After the appointment of its board of directors, the founding organisations left the newly established body to handle things as best they could. But the SIARI’s mission was not clear enough and the high staff turnover became alarming. The federal government did not want to fund the organisation anymore, claiming that its original objective had been met.
However, problems of integration from survivors of the war soon appeared. In addition to daily interpretation work, the SIARI team elaborated participation models in school environments in order to help Indochinese parents and their children to integrate into Quebec’s school system. They were mostly in schools of the Commission scolaire Sainte-Croix, which later became the Commission scolaire Marguerite-Bourgeoys.

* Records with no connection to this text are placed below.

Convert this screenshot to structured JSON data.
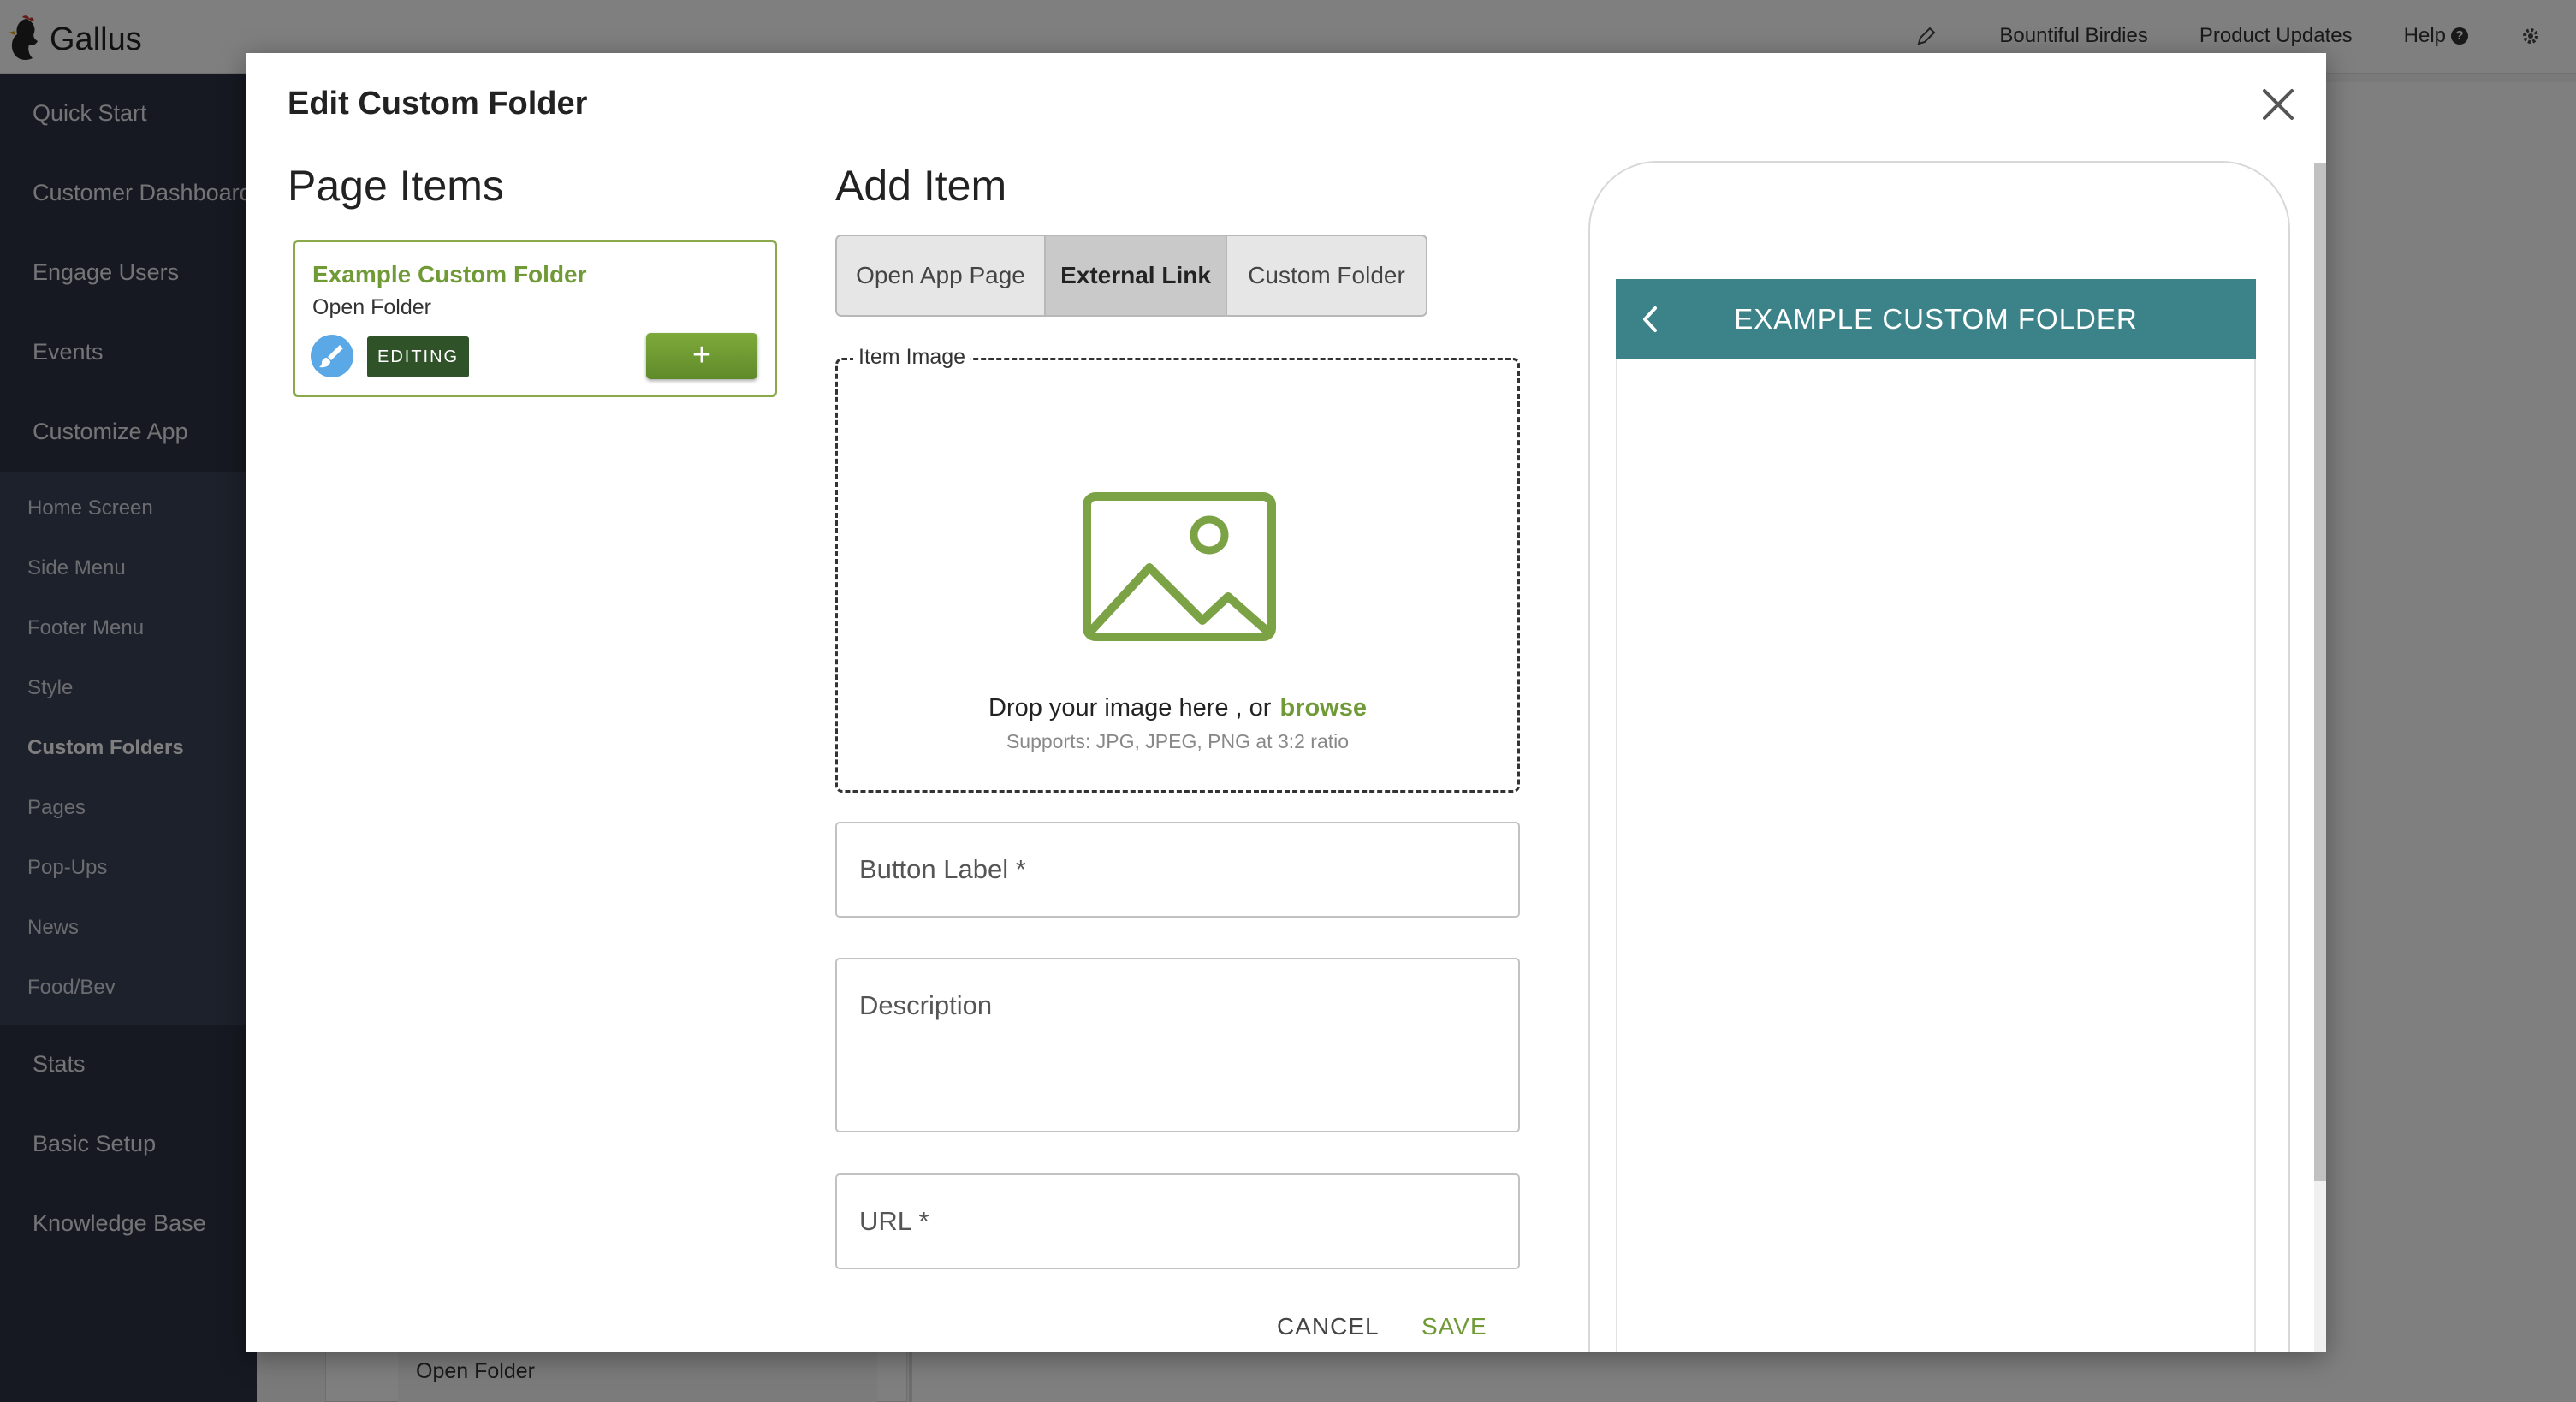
{
  "app": {
    "name": "Gallus",
    "topnav": {
      "account": "Bountiful Birdies",
      "updates": "Product Updates",
      "help": "Help",
      "help_badge": "?"
    }
  },
  "sidebar": {
    "main_items_top": [
      "Quick Start",
      "Customer Dashboard",
      "Engage Users",
      "Events",
      "Customize App"
    ],
    "sub_items": [
      "Home Screen",
      "Side Menu",
      "Footer Menu",
      "Style",
      "Custom Folders",
      "Pages",
      "Pop-Ups",
      "News",
      "Food/Bev"
    ],
    "active_sub_item": "Custom Folders",
    "main_items_bottom": [
      "Stats",
      "Basic Setup",
      "Knowledge Base"
    ]
  },
  "background": {
    "card_subtitle": "Open Folder"
  },
  "modal": {
    "title": "Edit Custom Folder",
    "page_items": {
      "heading": "Page Items",
      "item": {
        "title": "Example Custom Folder",
        "subtitle": "Open Folder",
        "badge": "EDITING",
        "add_label": "+"
      }
    },
    "add_item": {
      "heading": "Add Item",
      "tabs": [
        "Open App Page",
        "External Link",
        "Custom Folder"
      ],
      "active_tab": "External Link",
      "image": {
        "legend": "Item Image",
        "drop_text": "Drop your image here , or",
        "browse": "browse",
        "hint": "Supports: JPG, JPEG, PNG at 3:2 ratio"
      },
      "fields": {
        "button_label_placeholder": "Button Label *",
        "description_placeholder": "Description",
        "url_placeholder": "URL *"
      },
      "cancel": "CANCEL",
      "save": "SAVE"
    },
    "preview": {
      "header_title": "EXAMPLE CUSTOM FOLDER"
    }
  },
  "colors": {
    "accent_green": "#6f9a36",
    "badge_dark_green": "#2f5229",
    "preview_header": "#3b8389",
    "sidebar_bg": "#2d3342"
  }
}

They also helped in health and social services.
In 1991, the organisation modified its legal name to Service d’Interprète et d’Aide aux Réfugiés Indochinois (S.I.A.R.I.) to better portray the organisation’s expansion.
YUN BUN KORN
In 1996, services other than interpretation came to be offered at the SIARI. To help newcomers integrate into Quebec and Canada’s society, services such as French classes, twinning and liaison officers in schools were offered. As a result, once again, the organisation’s legal name did not reflect its day-to-day reality anymore. The SIARI’s name became Service d’Interprète, d’Aide et de Réference aux Indochinois.
As the years went by, the SIARI started to be filled with refugees from Pakistan, Eastern Europe and the old Soviet Union. For some years, most newcomers came from South-East Asia, notably from Sri Lanka and Bangladesh. The SIARI did not only offer its services to Indochinese refugees anymore. Its legal name was therefore modified one last time. From that point forward, the SIARI worked for all immigrants, no matter where they came from.
SIARI finally became Service d’Interprète, d’Aide et de Référence aux Immigrants. That was in 2001.
Throughout the years, the people who used the SIARI’s services diversified. Our members come from more than 60 countries. We answer them in 23 different languages.